» **WORK INSTRUCTIONS**: Each line of the material that mentions the word "JSON" is to be copied.

[AVAILABLE RECORDS]

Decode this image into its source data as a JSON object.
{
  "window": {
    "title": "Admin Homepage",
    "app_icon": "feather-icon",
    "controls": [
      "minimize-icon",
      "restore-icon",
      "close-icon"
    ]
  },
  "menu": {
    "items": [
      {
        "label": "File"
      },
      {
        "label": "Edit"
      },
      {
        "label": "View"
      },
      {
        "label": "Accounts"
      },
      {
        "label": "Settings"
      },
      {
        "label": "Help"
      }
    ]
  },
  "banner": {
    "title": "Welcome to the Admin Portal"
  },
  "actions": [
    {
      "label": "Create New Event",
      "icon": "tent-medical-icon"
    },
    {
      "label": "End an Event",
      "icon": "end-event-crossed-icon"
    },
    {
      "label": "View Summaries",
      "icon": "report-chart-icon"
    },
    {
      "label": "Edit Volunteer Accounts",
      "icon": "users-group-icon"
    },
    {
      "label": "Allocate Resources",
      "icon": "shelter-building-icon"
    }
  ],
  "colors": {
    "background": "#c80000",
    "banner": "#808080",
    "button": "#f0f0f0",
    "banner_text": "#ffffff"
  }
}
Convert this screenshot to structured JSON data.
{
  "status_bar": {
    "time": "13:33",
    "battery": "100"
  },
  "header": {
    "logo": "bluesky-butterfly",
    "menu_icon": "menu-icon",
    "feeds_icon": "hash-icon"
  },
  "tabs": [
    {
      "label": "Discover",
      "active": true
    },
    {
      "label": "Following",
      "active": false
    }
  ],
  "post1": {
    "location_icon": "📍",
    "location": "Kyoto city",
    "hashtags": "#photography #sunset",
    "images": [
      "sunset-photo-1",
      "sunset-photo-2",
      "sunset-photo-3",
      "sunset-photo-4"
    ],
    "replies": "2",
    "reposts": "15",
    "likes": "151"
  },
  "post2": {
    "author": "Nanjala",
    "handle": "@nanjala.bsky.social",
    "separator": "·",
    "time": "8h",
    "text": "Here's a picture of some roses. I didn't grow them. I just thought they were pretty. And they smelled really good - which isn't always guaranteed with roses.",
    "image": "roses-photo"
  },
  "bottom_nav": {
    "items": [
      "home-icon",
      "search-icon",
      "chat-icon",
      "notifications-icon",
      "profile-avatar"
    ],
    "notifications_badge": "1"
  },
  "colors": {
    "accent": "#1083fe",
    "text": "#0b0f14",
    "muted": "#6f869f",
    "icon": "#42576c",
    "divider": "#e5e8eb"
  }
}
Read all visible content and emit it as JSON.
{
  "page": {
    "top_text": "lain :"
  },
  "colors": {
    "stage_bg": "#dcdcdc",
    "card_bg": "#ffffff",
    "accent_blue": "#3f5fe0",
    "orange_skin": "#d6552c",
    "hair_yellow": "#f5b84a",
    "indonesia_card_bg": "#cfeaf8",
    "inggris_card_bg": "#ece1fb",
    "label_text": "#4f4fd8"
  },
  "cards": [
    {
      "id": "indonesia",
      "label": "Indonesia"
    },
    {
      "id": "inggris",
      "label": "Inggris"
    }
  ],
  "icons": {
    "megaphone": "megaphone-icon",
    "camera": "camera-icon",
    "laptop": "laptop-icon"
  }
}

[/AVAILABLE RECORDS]
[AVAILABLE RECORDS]

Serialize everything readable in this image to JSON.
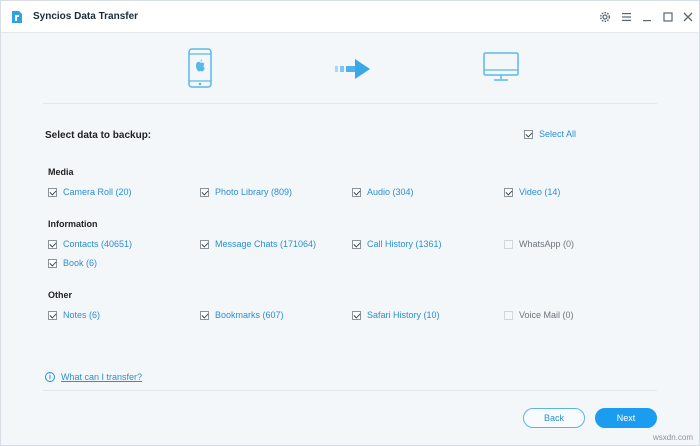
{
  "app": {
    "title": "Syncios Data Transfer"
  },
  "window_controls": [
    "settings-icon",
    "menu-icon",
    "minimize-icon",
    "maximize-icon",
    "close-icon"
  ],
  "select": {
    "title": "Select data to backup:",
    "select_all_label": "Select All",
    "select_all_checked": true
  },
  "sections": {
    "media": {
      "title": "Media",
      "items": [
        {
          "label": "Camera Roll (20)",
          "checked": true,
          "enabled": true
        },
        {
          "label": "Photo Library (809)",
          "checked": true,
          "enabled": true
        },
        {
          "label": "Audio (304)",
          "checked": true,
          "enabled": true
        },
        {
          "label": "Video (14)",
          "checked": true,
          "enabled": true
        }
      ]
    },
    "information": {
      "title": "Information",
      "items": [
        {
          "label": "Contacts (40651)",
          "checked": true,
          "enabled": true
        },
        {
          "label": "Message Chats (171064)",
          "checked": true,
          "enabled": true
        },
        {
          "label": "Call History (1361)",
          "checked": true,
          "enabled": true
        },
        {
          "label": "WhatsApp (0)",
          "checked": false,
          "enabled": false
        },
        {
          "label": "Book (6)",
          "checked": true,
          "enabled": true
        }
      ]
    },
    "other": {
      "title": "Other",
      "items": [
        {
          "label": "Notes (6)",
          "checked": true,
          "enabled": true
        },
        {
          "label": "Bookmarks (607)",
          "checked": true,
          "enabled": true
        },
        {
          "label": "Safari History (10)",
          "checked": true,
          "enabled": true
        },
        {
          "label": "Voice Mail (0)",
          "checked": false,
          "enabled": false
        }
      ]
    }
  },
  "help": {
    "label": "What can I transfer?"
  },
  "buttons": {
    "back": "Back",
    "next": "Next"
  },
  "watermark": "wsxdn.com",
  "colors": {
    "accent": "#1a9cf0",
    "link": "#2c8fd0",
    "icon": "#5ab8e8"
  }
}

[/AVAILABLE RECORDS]

» **RESPONSE BELOW**:
Decode this image into its source data as a JSON object.
Convert this screenshot to structured JSON data.
Read all visible content and emit it as JSON.
Serialize everything readable in this image to JSON.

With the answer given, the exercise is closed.